The DOC NYC Festival is in full swing, with both in-person screenings in New York and a full complement of virtual screenings. It’s a long festival, running from November 10-18; here are some highlights of what we’ve seen so far:
Dean Martin: King of Cool
Directed by Tom Donahue, this documentary is a fairly straight telling of the life of one of American showbiz’s most consequential figures. Covering the various important phases of Dino’s career, from Martin and Lewis to the Rat Pack to his TV show to his movie star run to his crooning, King of Cool concentrates both on the work and Martin’s colorful personal life and many marriages.
The film collects an impressive list of big names, from Carol Burnett to Bob Newhart, although perhaps Jon Hamm is the best choice of all to explain Martin’s unique appeal. No reinventing of the documentary form is happening here, but anyone interested in the slightest of any of those phases of Martin’s life will be interested.
TCM is listed as the distributor, so I guess we’ll be seeing it on there eventually.
The Gig is Up
Most people take advantage of the gig economy for a quick ride or food delivery, although many of us also know there’s something kind of exploitative and icky about it.

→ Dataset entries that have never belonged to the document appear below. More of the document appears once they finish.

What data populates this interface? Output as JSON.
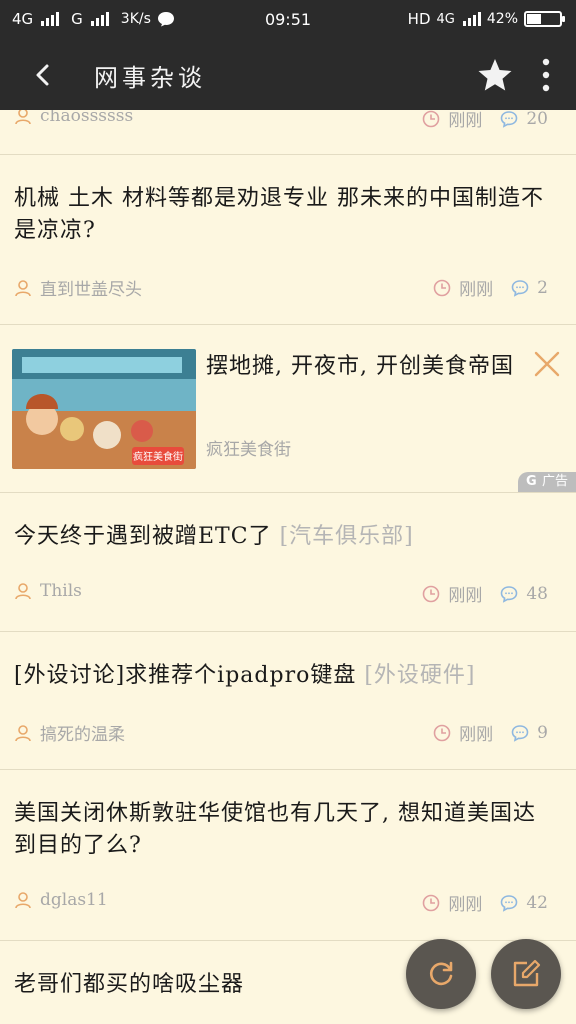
{
  "status_bar": {
    "net1": "4G",
    "net2": "G",
    "speed": "3K/s",
    "time": "09:51",
    "hd": "HD",
    "net3": "4G",
    "battery": "42%",
    "battery_level": 0.42
  },
  "app_bar": {
    "title": "网事杂谈"
  },
  "feed": {
    "partial_item": {
      "author": "chaossssss",
      "time": "刚刚",
      "replies": "20"
    },
    "items": [
      {
        "title": "机械 土木 材料等都是劝退专业 那未来的中国制造不是凉凉?",
        "forum": "",
        "author": "直到世盖尽头",
        "time": "刚刚",
        "replies": "2"
      },
      {
        "title": "今天终于遇到被蹭ETC了",
        "forum": "[汽车俱乐部]",
        "author": "Thils",
        "time": "刚刚",
        "replies": "48"
      },
      {
        "title": "[外设讨论]求推荐个ipadpro键盘",
        "forum": "[外设硬件]",
        "author": "搞死的温柔",
        "time": "刚刚",
        "replies": "9"
      },
      {
        "title": "美国关闭休斯敦驻华使馆也有几天了, 想知道美国达到目的了么?",
        "forum": "",
        "author": "dglas11",
        "time": "刚刚",
        "replies": "42"
      },
      {
        "title": "老哥们都买的啥吸尘器",
        "forum": ""
      }
    ],
    "ad": {
      "title": "摆地摊, 开夜市, 开创美食帝国",
      "source": "疯狂美食街",
      "tag": "广告",
      "image_text": "疯狂美食街"
    }
  },
  "colors": {
    "background": "#fdf7e0",
    "bar": "#2b2b2b",
    "accent": "#e8a86a",
    "clock_icon": "#e0a0a0",
    "comment_icon": "#8fb8e0"
  }
}
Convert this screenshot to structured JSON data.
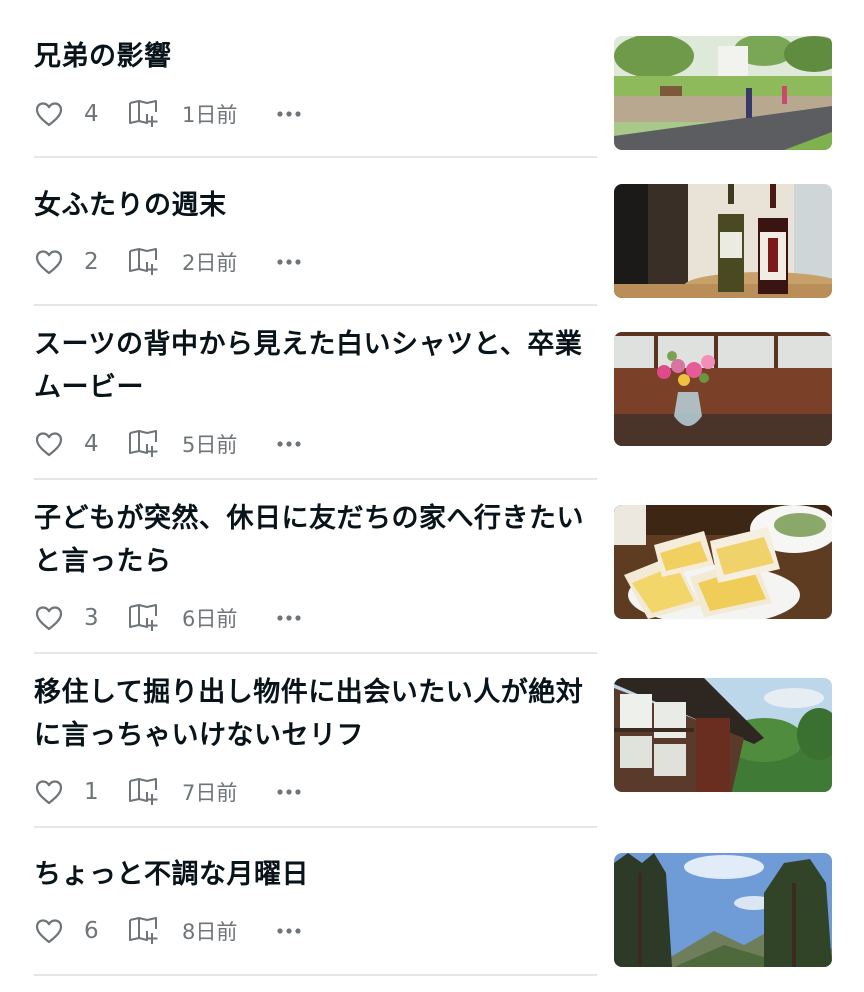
{
  "articles": [
    {
      "title": "兄弟の影響",
      "likes": "4",
      "date": "1日前",
      "thumbnail": "park-photo"
    },
    {
      "title": "女ふたりの週末",
      "likes": "2",
      "date": "2日前",
      "thumbnail": "sake-bottles-photo"
    },
    {
      "title": "スーツの背中から見えた白いシャツと、卒業ムービー",
      "likes": "4",
      "date": "5日前",
      "thumbnail": "flower-vase-photo"
    },
    {
      "title": "子どもが突然、休日に友だちの家へ行きたいと言ったら",
      "likes": "3",
      "date": "6日前",
      "thumbnail": "egg-sandwich-photo"
    },
    {
      "title": "移住して掘り出し物件に出会いたい人が絶対に言っちゃいけないセリフ",
      "likes": "1",
      "date": "7日前",
      "thumbnail": "old-house-photo"
    },
    {
      "title": "ちょっと不調な月曜日",
      "likes": "6",
      "date": "8日前",
      "thumbnail": "mountain-trees-photo"
    }
  ],
  "icons": {
    "like": "heart-outline-icon",
    "save": "magazine-add-icon",
    "more": "more-horizontal-icon"
  },
  "colors": {
    "text": "#08131a",
    "meta": "#6e7478",
    "divider": "#e6e6e6"
  }
}
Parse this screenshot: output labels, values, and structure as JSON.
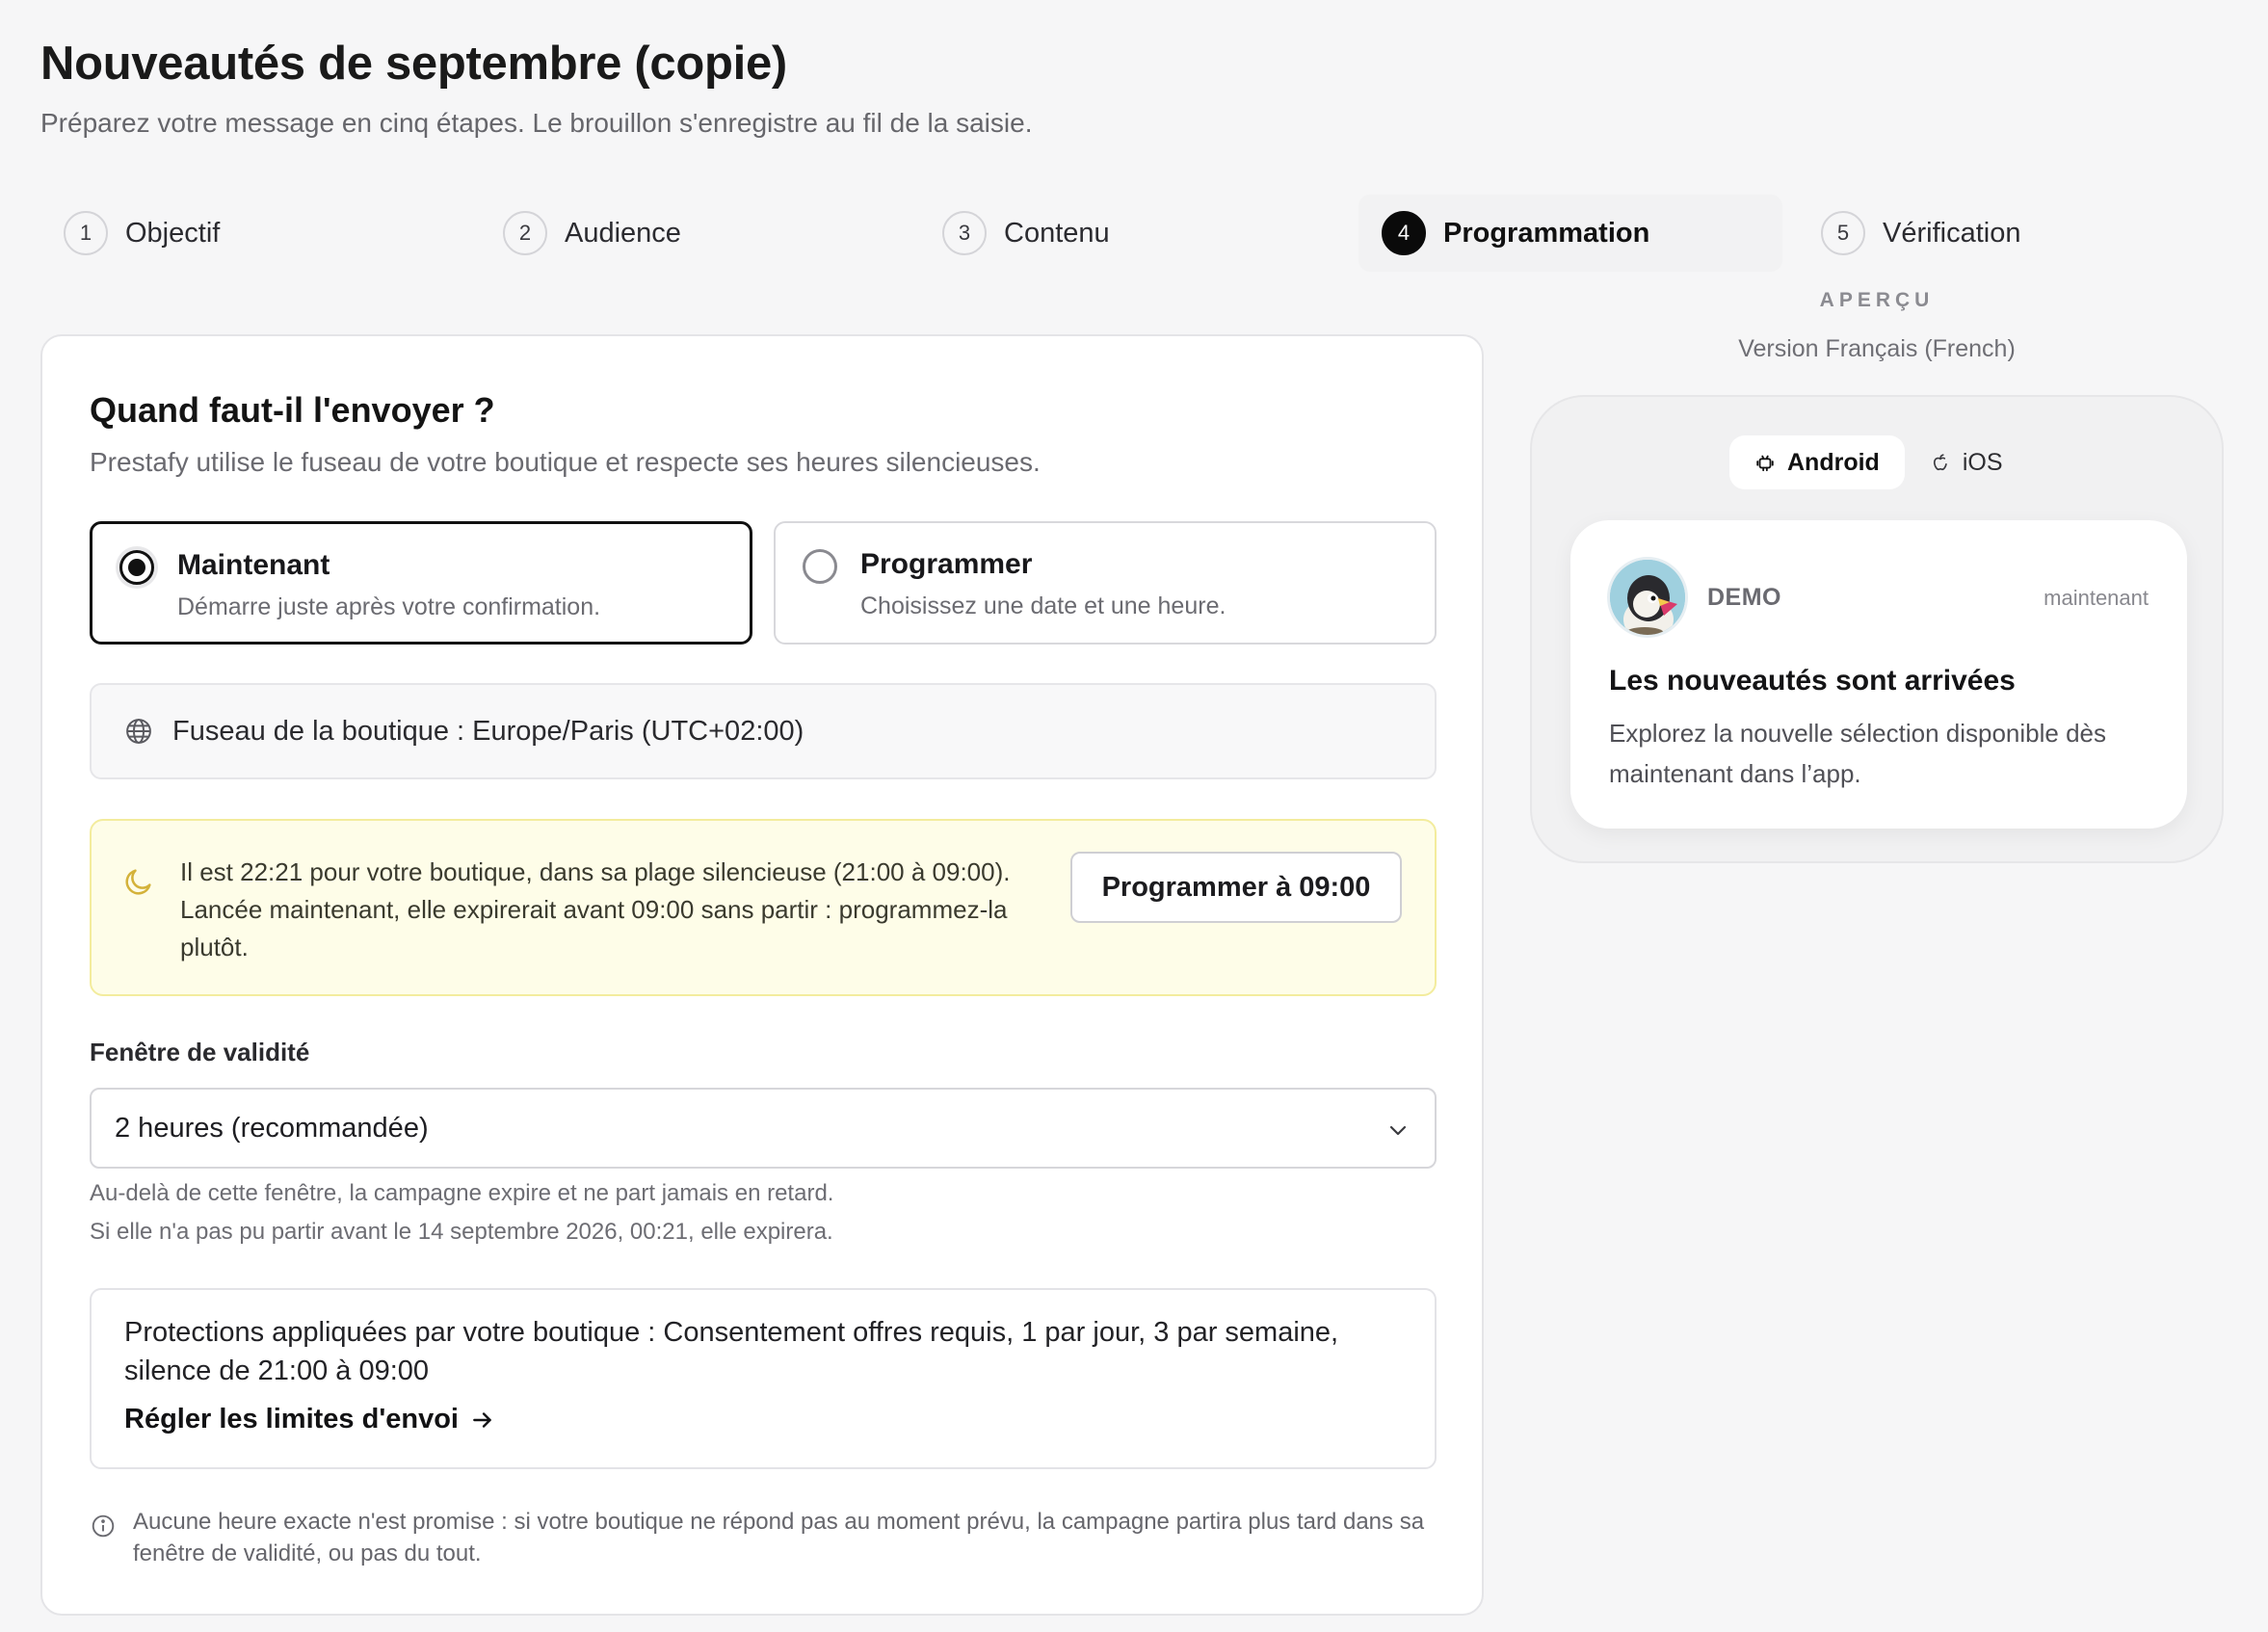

The Gig is Up, directed by Shannon Walsh, is about that subject, and it takes a refreshing approach to the subject matter. It’s never particularly smug or hectoring about it, but rather tells some compelling stories about people on that particular treadmill, in which every moment you’re not working, you feel guilty that you’re not.
The most compelling subject of the doc, by far, is a man who looks from his first impression like every stereotype of a hick with missing teeth, but turns out to be a smart and hardworking guy who gets paid to fix out lots and lots of online surveys- only to turn over a chunk of his pay so his mother can feed her addiction to lottery tickets.
The film has distribution via Gravitas Ventures, but no release date yet.
This film, directed by Jessica Kingdon, has been collecting festival awards and is positioned for Oscar consideration, but I don’t really see what all the fuss is about. I get the idea of what it was going for, but I still found it kind of boring.
Ascension goes around China and provides a factory-floor view of that country’s economy, and how, well, pretty much all of the products we all use are made, before eventually pivoting to some of the people higher up on China’s food chain. It shows that, among other things, this allegedly communist country has as much class stratification as in any capitalist society. One of the pitfalls, I guess, of China deciding to embrace all the worst parts of capitalism while also hanging on to all the worst parts of communism.
We do see, however, something we never have before in a documentary: A look inside a sex doll factory.
Ascension, a product of MTV Films, is currently streaming on Paramount+.
Punch 9 for Harold Washington
Directed by Joe Winston, this is a probing look at Chicago’s first Black mayor, Harold Washington, who was elected in the early 1980s and set off what was essentially a race war waged by his opponents. It’s one of the better recent documentaries about local politics.
A charismatic former Congressman who inspired many, including a young Chicagoan named Barack Obama, Washington fought something called the Council Wars, a fascinating bit of local political history in which a nearly all-white bloc of aldermen blocked most of what Washington wished to do. The mayor fought them off and won re-election before he died of a heart attack early in his second term.
It’s unclear what the film’s release plans are.
Fans of 20th century world cinema, and of dysfunctional families, will love this examination of the complicated family life of the Italian filmmaker Roberto Rossellini, directed by his grandson, Alessandro Rossellini.
A giant of Italian neorealist cinema, the elder Rossellini married many times, including to Ingrid Bergman, and was the father of several, including Isabella Rossellini. He spawned many, many grandchildren of all sorts of ethnicities and geographical locales — the mother of Alessandro, the director, is African-American — and the film features the many surviving relatives coming to terms with the past and with their often complex relationships with one another.
There’s no word about a release date.
Nude at Heart
The documentary Kevin Garnett: Anything is Possible, also at DOC NYC, included the commercial Garnett once starred in with then-teammate Stephon Marbury, in which they called for ESPN the Magazine, rather than a swimsuit issue, to go “all nude [but] tastefully done.”
That phrase also comes to mind with Nude at Heart, a documentary about the dying art of Odoriko dancing, which is performed in variety theaters in Japan. The film, directed by Yoichiro Okutani, offers some compelling stories about these women’s lives, although the way it’s shot is somewhat visually unimaginative.
There’s no word yet on a release date.